EXERCISE: Compute how many lines below contain the word "value" and respond with that number only.

= Beginning of Section =

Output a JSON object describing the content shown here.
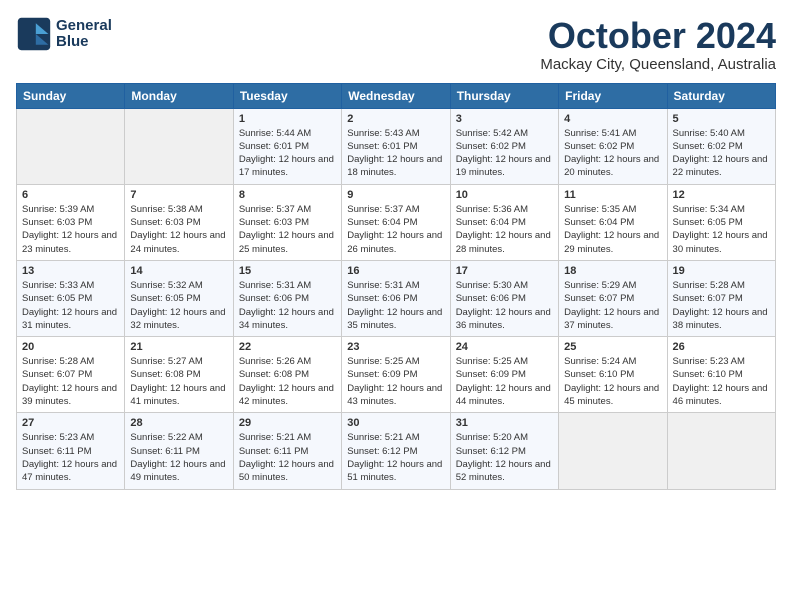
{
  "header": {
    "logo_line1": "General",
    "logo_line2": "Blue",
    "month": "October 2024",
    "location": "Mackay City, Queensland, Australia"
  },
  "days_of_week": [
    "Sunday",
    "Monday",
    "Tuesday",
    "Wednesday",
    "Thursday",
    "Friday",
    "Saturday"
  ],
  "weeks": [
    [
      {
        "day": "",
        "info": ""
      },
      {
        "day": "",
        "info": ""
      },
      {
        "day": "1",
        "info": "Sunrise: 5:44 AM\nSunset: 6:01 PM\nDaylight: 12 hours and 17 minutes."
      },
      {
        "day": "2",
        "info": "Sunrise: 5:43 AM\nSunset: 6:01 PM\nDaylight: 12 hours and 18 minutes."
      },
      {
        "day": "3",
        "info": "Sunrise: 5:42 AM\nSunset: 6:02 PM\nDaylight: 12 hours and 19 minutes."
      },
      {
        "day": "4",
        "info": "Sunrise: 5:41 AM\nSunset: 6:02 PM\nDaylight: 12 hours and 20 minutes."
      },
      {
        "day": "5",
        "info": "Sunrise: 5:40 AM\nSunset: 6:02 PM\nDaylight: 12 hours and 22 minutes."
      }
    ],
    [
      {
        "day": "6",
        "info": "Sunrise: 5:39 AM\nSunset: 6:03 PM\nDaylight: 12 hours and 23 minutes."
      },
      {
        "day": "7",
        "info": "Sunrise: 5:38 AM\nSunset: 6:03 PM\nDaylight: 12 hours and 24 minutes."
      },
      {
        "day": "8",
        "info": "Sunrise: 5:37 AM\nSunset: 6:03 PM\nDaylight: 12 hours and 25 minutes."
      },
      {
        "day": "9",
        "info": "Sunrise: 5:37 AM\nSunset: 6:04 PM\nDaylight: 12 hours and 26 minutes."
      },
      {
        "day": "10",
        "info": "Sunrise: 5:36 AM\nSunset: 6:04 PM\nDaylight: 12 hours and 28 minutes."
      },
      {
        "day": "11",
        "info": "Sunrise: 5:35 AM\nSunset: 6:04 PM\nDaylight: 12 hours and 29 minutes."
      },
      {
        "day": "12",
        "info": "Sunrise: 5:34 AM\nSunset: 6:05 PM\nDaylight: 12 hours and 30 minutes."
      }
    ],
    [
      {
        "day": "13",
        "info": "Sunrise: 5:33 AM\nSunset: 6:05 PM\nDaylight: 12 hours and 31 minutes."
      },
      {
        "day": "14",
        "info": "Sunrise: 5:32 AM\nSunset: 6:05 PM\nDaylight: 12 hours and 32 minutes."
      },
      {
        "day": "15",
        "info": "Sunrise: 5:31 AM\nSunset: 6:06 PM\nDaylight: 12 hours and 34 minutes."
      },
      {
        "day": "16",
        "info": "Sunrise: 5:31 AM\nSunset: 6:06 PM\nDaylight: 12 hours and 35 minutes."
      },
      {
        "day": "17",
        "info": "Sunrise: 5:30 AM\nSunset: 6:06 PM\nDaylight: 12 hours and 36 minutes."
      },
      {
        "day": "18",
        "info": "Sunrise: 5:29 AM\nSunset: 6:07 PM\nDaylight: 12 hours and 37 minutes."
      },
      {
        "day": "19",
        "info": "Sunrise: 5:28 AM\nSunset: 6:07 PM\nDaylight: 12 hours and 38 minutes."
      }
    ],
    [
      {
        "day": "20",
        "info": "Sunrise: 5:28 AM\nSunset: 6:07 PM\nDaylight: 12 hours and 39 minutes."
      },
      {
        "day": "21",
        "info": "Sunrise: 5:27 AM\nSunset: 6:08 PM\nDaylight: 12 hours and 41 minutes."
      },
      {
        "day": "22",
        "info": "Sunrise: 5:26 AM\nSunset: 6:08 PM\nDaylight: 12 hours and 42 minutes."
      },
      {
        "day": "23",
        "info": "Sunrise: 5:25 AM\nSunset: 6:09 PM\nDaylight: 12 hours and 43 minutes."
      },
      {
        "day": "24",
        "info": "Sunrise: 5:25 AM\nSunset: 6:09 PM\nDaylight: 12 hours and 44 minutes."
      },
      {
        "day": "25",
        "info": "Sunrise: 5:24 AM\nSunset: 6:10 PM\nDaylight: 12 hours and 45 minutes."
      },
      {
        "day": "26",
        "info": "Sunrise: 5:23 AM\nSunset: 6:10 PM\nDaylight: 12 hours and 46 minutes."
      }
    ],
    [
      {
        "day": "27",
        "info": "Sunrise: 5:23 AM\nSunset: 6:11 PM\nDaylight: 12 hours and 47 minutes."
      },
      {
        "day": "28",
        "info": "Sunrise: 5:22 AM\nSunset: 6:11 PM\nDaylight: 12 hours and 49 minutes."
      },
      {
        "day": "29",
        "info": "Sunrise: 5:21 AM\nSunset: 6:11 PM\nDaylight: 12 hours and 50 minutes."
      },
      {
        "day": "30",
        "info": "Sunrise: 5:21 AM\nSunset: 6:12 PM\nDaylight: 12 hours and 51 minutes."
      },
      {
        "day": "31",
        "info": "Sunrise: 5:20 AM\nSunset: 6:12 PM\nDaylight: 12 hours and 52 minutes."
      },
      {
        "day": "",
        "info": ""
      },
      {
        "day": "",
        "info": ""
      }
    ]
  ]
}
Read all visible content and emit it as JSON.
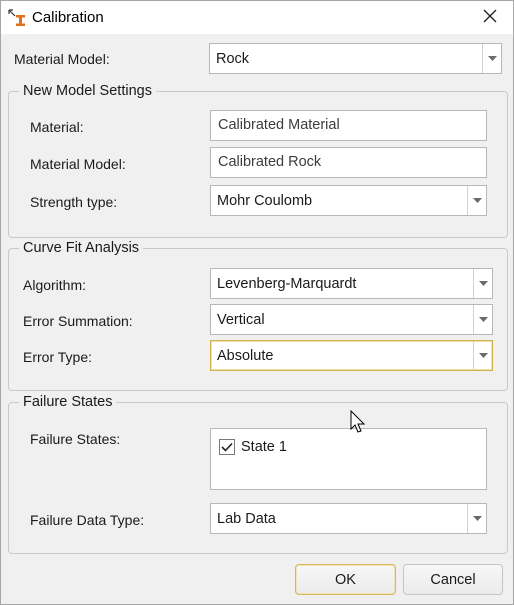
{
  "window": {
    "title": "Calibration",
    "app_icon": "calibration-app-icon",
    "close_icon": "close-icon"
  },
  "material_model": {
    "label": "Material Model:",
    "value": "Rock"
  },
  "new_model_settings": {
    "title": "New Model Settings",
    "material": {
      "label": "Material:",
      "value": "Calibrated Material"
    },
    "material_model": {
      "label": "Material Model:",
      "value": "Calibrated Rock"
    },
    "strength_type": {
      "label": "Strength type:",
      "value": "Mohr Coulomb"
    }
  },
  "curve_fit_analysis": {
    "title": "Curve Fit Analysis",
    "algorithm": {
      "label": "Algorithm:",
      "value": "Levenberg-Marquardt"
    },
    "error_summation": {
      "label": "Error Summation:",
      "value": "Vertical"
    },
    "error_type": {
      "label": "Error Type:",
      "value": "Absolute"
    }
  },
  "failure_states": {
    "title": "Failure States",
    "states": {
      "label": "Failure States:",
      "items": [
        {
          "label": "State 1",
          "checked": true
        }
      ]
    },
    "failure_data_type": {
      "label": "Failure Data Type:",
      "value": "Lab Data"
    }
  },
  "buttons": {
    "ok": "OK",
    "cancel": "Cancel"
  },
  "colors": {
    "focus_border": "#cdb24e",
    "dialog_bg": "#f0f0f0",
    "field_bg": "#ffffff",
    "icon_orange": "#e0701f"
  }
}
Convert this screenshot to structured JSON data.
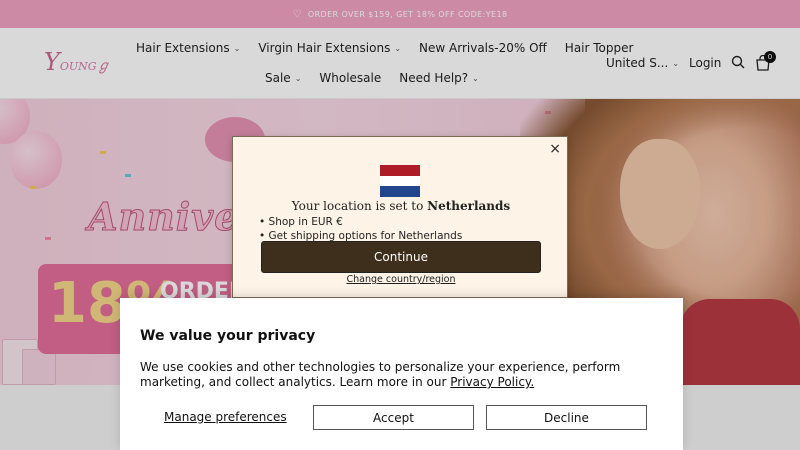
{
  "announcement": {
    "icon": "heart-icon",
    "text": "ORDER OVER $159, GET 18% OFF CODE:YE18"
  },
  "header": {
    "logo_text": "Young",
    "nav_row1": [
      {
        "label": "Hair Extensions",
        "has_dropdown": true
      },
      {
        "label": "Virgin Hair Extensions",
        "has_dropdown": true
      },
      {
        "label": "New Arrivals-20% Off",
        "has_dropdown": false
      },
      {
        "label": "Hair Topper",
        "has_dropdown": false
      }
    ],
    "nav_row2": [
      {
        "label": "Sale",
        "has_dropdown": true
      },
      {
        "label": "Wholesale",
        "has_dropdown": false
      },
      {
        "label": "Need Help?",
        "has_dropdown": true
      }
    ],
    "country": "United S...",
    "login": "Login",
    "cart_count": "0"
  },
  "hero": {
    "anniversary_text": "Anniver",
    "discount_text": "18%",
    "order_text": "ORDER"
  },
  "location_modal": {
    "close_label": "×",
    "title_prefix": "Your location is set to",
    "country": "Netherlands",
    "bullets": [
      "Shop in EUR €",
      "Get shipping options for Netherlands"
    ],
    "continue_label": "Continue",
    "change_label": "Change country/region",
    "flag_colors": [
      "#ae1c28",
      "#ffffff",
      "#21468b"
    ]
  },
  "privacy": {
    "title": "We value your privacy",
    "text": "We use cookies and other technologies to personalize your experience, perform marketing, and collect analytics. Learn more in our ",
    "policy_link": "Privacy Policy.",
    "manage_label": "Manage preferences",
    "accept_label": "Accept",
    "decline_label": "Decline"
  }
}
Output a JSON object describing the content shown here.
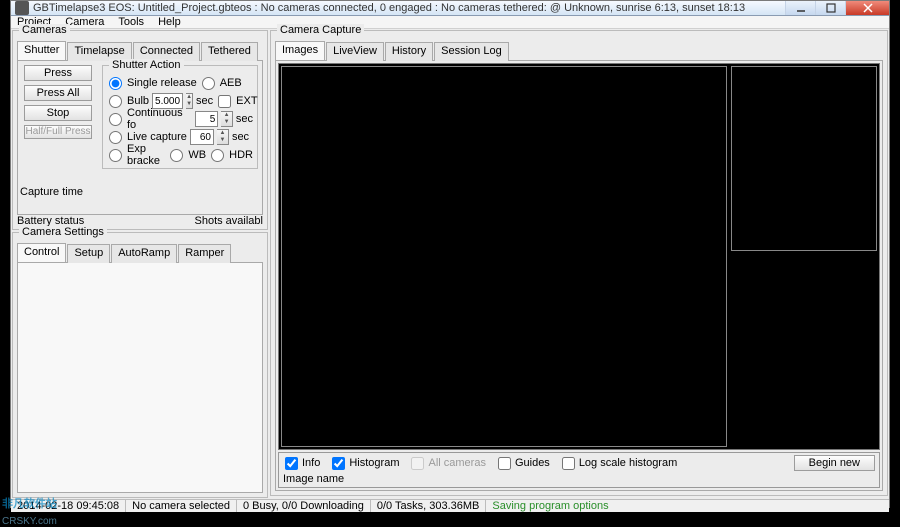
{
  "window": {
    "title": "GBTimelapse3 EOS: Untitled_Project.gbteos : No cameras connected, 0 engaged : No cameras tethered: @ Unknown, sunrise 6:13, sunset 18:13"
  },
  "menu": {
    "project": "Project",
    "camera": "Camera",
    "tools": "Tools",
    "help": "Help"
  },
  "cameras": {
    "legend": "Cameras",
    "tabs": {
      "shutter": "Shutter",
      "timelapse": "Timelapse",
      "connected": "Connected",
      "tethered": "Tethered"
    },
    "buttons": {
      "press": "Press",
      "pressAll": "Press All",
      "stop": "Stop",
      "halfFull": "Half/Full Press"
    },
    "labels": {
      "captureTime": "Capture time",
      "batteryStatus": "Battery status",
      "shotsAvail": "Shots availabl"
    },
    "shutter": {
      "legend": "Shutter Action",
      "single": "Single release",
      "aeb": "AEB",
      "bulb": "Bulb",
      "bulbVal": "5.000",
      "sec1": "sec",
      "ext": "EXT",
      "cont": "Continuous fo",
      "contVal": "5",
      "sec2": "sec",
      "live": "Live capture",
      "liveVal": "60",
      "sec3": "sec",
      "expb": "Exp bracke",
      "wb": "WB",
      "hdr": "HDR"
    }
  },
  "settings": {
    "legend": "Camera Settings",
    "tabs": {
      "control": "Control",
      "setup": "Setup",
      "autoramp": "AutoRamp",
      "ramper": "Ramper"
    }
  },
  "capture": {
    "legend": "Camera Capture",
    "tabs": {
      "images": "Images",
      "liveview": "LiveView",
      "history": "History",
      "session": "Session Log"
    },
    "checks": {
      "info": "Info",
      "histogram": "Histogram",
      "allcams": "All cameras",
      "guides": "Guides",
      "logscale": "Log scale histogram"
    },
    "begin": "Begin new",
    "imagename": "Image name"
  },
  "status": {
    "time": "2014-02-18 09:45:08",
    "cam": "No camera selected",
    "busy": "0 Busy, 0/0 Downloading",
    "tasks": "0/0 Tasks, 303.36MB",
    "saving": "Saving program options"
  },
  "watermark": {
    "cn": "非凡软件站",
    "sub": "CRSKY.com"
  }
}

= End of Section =

SOLUTION: 9